“Moral hazard is when they take your money and then are not responsible for what they do with it.” - Gordon Gekko
On this day 30 years ago, the closeted ‘clubby’ world of the City was subject to a positive tsunami of new regulatory changes, referred to as the “Big Bang”, all with the aim of forcing the London Stock Exchange (LSE) to clean up its act. But did it?
What first led to the Big Bang was that the LSE was really an almost regulation free (when compared to today) cartel, fixing commissions and linking this with trading floor admission complexities that would do the Royal & Ancient some credit.
It was a posh, gentlemen’s club version of the old London markets of Smithfield or Billingsgate, but with manners.
We saw a closed shop for the benefit of brokers and stock-jobbers all safely contained in their pin striped, bowler hatted bunker which, in the coming brave new world of class and professional barrier deconstruction, would not be seen as acceptable any more.
It’s certainly true that the new regulatory regime led to visible changes in the behaviour and even the appearance of those working in the City.
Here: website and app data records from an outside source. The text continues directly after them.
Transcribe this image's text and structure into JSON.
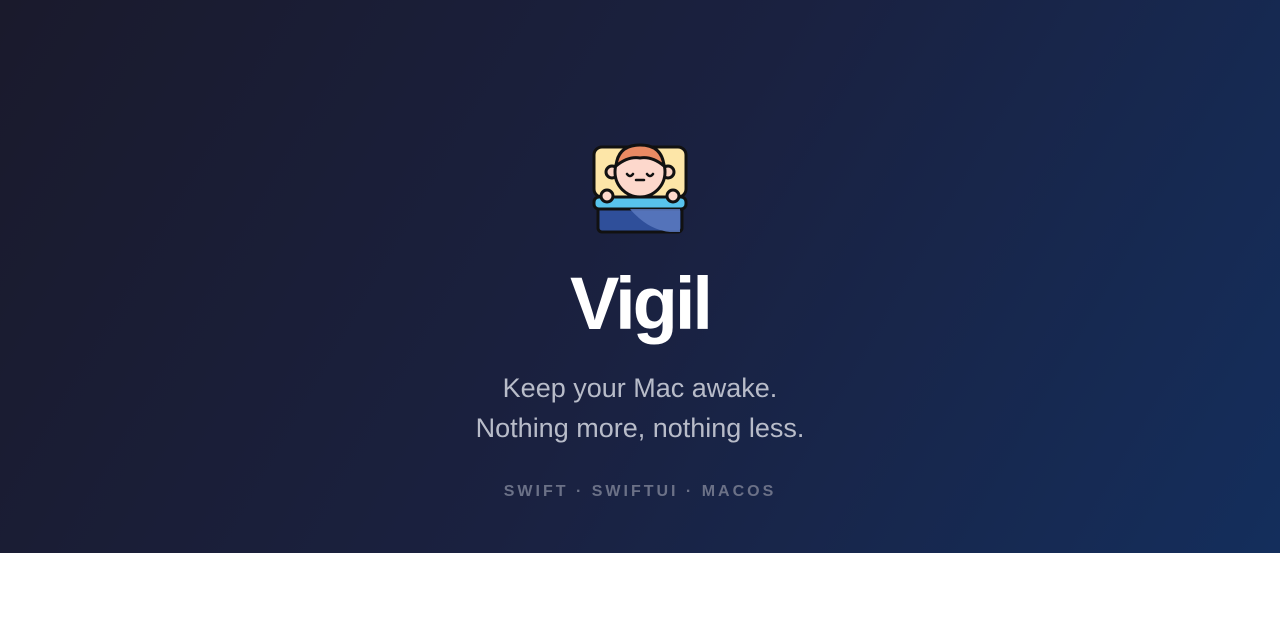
{
  "hero": {
    "logo_icon": "sleeping-character-in-bed-icon",
    "title": "Vigil",
    "tagline_line1": "Keep your Mac awake.",
    "tagline_line2": "Nothing more, nothing less.",
    "tech_stack": "SWIFT · SWIFTUI · MACOS"
  },
  "colors": {
    "background_start": "#1a1a2c",
    "background_end": "#142e5c",
    "title": "#ffffff",
    "tagline": "#b8bcc9",
    "tech_stack": "#6b7187"
  }
}
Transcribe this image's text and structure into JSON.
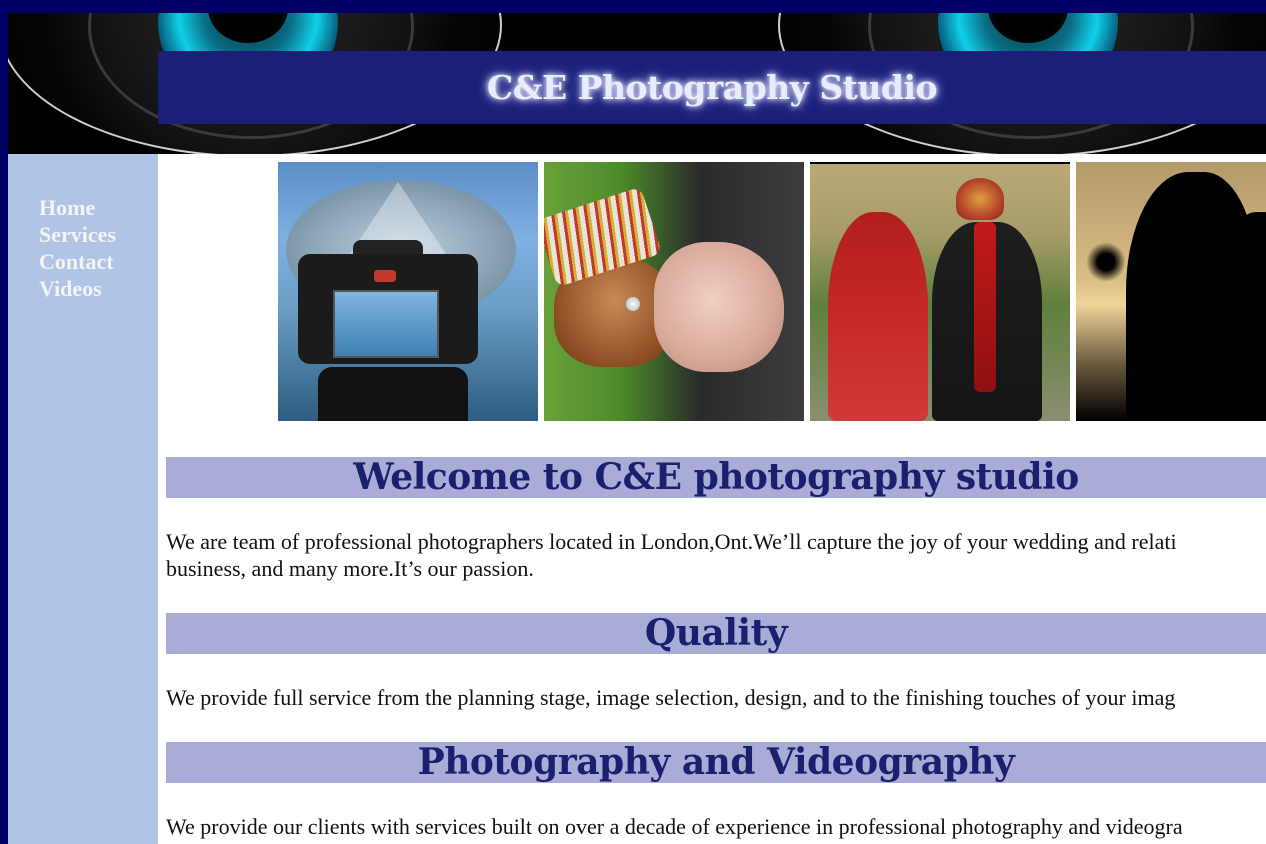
{
  "header": {
    "title": "C&E Photography Studio"
  },
  "sidebar": {
    "items": [
      {
        "label": "Home"
      },
      {
        "label": "Services"
      },
      {
        "label": "Contact"
      },
      {
        "label": "Videos"
      }
    ]
  },
  "gallery": {
    "photos": [
      {
        "icon": "camera-on-tripod-photo"
      },
      {
        "icon": "wedding-hands-ring-photo"
      },
      {
        "icon": "bride-and-groom-photo"
      },
      {
        "icon": "couple-silhouette-photo"
      }
    ]
  },
  "sections": [
    {
      "heading": "Welcome to C&E photography studio",
      "lines": [
        "We are team of professional photographers located in London,Ont.We’ll capture the joy of your wedding and relati",
        "business, and many more.It’s our passion."
      ]
    },
    {
      "heading": "Quality",
      "lines": [
        "We provide full service from the planning stage, image selection, design, and to the finishing touches of your imag"
      ]
    },
    {
      "heading": "Photography and Videography",
      "lines": [
        "We provide our clients with services built on over a decade of experience in professional photography and videogra"
      ]
    }
  ],
  "colors": {
    "page_border": "#000066",
    "title_bar": "#1a1f7a",
    "sidebar": "#b0c4e6",
    "heading_bg": "#a9acd6",
    "heading_text": "#1a1f6e"
  }
}
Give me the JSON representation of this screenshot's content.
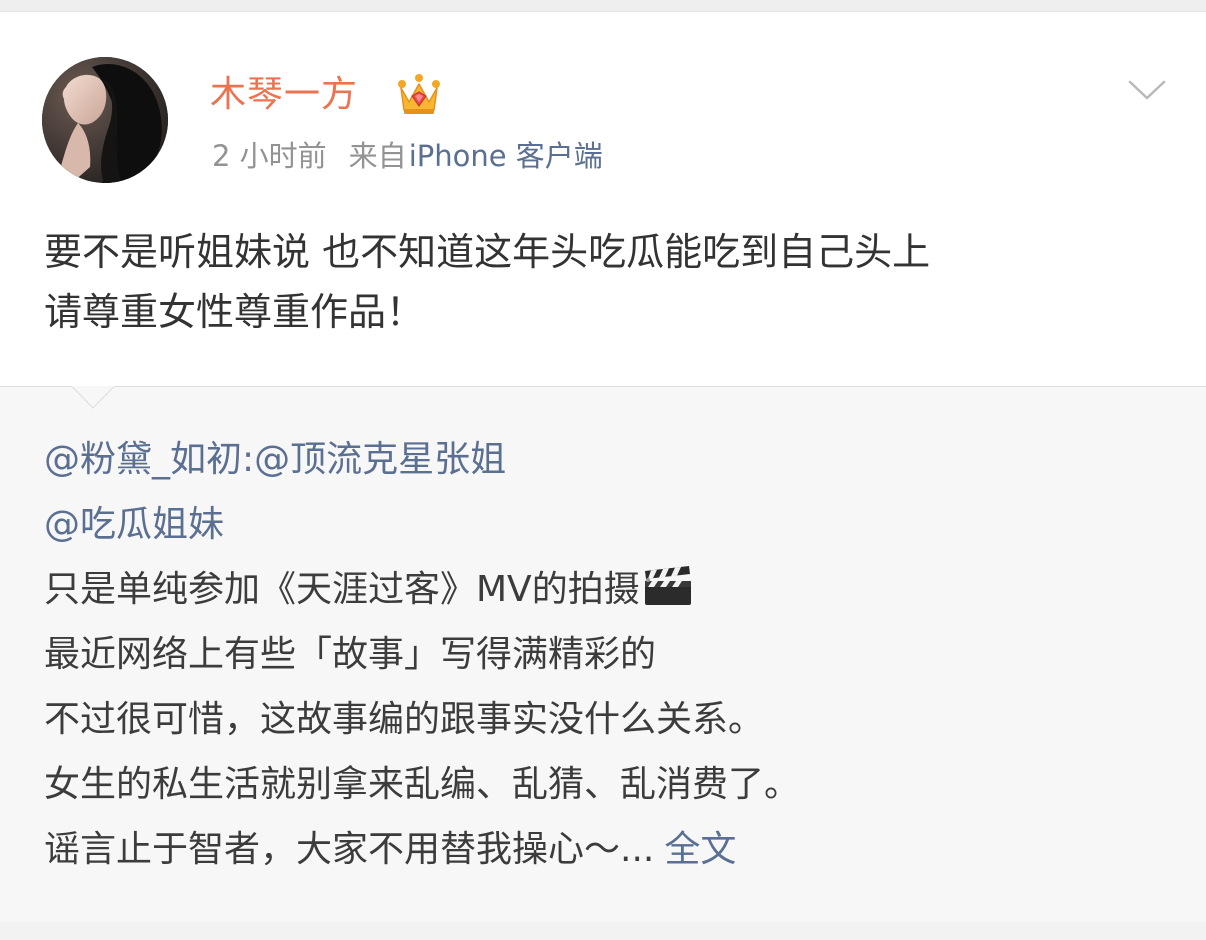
{
  "user": {
    "name": "木琴一方",
    "time": "2 小时前",
    "from_label": "来自",
    "source": "iPhone 客户端"
  },
  "post": {
    "lines": [
      "要不是听姐妹说 也不知道这年头吃瓜能吃到自己头上",
      "请尊重女性尊重作品！"
    ]
  },
  "repost": {
    "mention_1": "@粉黛_如初",
    "separator": ":",
    "mention_2": "@顶流克星张姐",
    "mention_3": "@吃瓜姐妹",
    "lines": [
      "只是单纯参加《天涯过客》MV的拍摄",
      "最近网络上有些「故事」写得满精彩的",
      "不过很可惜，这故事编的跟事实没什么关系。",
      "女生的私生活就别拿来乱编、乱猜、乱消费了。",
      "谣言止于智者，大家不用替我操心～..."
    ],
    "full_text_link": "全文"
  },
  "icons": {
    "crown": "crown-badge-icon",
    "more": "chevron-down-icon",
    "clapper": "clapperboard-emoji-icon"
  },
  "colors": {
    "username": "#eb7350",
    "link": "#5a6f91",
    "meta": "#939393",
    "body": "#333333",
    "repost_bg": "#f7f7f7"
  }
}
The late starts, long lunches and early finishes were no longer fashionable. Instead, everybody started dressing like Gordon Gekko in a US-stylisation of business practices.
Aesthetics aside, along with the skyscrapers of Canary Wharf, the Big Bang also brought considerable diversity introduced by foreign banks.
But the downside of all this was the rise of a certain killer instinct that would mean even your friends and colleagues were not guaranteed a particular benefit without a cost attached.
According to a release of UK Government papers in 2014, former Prime Minister Margaret Thatcher was warned pre-Big Bang that deregulation would lead to a new culture of ‘unscrupulous practices in the City’.
Her Cabinet Secretary, Sir Robert Armstrong, said that a “‘bubble was being created that would be pricked” and that “corners were being cut and money made in ways that are at least bordering on the unscrupulous”.
It turned out there was more than a little bit of truth in this warning. Signs of a different type of troubling behaviour from the new and improved City arguably first arose in the flotations of once staid mutual institutions such as the Halifax and Abbey National building societies.
These flotations created nothing short of a feeding frenzy amongst merchant banks like SG Warburg, Hill Samuel and Morgan Grenfell, while US investment banks like Goldman and Solomon Brothers were also eager to get involved, having been excluded from the old City club.
The biggest success story of the Big Bang was Warburg’s swallowing up of Ackroyd and Smithers, Rowe & Pitman and Mullens & Co who in turn were swallowed whole by UBS, then UBS/Phillips and the Drew/Swiss Bank empire.